_Problem details_. Report each line from the data below that holds the word "this".

_Data to examine_.
===============

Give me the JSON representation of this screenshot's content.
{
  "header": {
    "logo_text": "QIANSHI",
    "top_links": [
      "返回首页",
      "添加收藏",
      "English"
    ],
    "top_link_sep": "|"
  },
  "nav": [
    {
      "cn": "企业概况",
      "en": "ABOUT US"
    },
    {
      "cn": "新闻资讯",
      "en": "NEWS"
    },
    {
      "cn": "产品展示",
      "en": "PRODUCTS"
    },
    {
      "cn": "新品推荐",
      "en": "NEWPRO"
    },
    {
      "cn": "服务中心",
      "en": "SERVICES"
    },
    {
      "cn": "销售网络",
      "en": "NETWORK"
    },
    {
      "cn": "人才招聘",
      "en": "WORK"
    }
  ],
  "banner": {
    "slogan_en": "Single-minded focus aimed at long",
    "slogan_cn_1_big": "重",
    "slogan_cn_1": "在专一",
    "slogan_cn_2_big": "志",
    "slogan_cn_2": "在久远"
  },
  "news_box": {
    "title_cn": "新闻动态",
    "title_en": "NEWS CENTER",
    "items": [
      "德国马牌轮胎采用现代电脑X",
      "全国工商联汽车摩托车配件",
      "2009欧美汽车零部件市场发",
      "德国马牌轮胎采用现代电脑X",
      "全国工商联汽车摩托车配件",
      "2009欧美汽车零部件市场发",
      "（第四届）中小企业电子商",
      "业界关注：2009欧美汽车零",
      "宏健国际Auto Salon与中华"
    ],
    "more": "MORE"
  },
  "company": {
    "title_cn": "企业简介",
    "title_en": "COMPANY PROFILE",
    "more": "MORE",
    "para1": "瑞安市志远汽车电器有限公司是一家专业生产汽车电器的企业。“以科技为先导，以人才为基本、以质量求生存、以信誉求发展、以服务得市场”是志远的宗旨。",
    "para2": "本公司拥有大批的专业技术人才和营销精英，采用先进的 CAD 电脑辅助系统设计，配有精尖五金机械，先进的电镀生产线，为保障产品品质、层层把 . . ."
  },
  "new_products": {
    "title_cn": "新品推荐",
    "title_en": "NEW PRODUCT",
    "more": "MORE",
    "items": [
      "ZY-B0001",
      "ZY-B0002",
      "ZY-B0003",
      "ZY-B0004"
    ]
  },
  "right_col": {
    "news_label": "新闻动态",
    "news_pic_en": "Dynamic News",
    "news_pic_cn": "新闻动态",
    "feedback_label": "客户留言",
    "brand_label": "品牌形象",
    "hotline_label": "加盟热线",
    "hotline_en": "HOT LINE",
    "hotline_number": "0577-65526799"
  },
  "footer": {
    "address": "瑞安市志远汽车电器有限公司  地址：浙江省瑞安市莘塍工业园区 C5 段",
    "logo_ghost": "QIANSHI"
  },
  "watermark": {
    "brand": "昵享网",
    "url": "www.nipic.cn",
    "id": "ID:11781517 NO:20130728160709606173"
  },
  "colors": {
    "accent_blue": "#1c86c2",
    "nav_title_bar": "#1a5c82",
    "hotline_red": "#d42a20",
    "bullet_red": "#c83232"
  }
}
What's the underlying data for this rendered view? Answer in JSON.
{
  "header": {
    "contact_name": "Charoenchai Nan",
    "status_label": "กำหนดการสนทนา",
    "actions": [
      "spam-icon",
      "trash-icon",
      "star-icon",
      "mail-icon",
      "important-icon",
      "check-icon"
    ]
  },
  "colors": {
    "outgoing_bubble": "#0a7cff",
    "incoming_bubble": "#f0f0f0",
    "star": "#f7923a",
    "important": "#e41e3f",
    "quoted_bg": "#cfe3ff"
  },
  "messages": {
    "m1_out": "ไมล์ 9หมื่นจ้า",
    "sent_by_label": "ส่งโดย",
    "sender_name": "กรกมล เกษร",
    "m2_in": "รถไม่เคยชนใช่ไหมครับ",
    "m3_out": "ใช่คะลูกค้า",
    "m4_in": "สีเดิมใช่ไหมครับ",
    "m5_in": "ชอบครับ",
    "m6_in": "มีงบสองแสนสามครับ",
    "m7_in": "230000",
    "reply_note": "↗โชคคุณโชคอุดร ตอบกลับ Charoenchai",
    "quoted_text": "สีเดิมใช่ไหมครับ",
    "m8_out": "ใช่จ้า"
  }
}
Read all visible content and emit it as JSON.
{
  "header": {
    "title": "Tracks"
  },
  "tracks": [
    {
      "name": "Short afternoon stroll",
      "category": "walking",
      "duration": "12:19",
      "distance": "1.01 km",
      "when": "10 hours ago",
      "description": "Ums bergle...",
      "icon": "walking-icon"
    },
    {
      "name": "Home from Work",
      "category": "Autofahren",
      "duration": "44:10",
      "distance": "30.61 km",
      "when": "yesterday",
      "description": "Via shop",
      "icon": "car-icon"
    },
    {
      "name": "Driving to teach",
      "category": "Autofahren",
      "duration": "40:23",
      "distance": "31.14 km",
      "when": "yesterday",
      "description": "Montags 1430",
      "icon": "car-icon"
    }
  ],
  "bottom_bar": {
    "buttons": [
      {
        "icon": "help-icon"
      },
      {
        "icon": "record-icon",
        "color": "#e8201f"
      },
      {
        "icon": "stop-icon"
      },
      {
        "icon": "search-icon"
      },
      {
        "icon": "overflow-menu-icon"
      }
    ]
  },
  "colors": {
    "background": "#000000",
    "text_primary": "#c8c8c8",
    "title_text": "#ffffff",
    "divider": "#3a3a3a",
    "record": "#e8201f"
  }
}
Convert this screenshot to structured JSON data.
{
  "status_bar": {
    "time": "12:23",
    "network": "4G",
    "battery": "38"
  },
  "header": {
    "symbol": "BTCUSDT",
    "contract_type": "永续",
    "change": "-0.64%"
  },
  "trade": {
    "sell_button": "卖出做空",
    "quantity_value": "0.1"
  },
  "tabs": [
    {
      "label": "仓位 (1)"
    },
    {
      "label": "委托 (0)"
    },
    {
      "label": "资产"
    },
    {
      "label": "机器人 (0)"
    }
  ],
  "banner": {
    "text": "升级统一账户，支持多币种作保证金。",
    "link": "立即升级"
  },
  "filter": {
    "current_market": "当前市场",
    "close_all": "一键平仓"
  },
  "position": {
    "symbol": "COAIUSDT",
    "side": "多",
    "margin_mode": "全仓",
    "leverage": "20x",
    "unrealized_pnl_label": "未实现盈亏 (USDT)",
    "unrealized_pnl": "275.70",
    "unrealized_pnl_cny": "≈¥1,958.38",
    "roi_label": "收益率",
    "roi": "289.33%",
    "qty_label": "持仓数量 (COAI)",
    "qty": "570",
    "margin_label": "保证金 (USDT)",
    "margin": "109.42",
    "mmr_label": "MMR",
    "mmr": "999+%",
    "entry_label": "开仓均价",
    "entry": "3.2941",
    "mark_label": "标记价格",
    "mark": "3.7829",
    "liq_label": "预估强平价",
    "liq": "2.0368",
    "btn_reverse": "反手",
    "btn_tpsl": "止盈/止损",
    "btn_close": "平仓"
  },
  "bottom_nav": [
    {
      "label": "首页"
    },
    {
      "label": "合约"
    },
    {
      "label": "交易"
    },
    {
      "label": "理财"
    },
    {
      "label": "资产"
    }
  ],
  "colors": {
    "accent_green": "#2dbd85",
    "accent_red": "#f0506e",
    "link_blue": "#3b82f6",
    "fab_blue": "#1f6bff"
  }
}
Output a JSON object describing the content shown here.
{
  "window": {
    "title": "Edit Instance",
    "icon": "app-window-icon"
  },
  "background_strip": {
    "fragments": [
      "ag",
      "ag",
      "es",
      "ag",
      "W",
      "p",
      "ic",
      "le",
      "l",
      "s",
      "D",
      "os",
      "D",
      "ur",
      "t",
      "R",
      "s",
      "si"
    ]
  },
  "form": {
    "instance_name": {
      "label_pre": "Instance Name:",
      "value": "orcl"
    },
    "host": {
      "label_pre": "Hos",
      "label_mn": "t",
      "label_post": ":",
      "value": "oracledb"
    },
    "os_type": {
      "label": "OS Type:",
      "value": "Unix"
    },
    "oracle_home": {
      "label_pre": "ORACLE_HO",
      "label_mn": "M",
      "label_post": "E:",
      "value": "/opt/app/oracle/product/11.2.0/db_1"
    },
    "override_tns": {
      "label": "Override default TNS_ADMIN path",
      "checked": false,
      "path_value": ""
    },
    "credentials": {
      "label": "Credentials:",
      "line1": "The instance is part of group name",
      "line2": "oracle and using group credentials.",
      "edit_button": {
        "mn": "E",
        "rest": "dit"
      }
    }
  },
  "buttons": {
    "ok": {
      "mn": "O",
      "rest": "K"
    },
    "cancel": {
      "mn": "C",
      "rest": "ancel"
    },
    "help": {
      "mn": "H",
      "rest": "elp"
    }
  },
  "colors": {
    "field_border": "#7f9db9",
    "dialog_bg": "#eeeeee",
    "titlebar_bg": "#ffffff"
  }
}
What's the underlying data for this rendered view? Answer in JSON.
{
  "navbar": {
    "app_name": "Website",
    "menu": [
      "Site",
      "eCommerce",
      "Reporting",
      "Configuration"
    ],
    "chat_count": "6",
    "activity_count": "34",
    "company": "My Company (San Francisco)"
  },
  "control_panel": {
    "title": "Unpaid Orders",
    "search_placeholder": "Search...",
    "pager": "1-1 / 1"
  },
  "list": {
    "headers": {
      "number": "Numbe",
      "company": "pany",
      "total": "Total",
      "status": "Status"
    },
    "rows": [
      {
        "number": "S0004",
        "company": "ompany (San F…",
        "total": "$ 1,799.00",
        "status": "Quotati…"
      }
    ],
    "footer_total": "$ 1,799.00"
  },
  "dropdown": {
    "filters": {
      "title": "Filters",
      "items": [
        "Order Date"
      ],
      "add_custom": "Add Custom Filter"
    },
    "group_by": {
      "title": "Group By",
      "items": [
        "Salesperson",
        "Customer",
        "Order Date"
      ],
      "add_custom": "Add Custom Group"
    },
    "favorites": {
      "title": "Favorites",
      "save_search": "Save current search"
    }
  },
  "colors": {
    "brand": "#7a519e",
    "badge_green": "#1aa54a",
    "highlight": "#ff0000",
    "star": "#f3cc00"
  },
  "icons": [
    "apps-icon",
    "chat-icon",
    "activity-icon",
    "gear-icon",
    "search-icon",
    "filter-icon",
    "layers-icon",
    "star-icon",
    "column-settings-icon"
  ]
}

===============

_Answer below_.
Give me the JSON representation of this screenshot's content.
What's the underlying data for this rendered view? Answer in JSON.
Convert this screenshot to structured JSON data.
What's the underlying data for this rendered view? Answer in JSON.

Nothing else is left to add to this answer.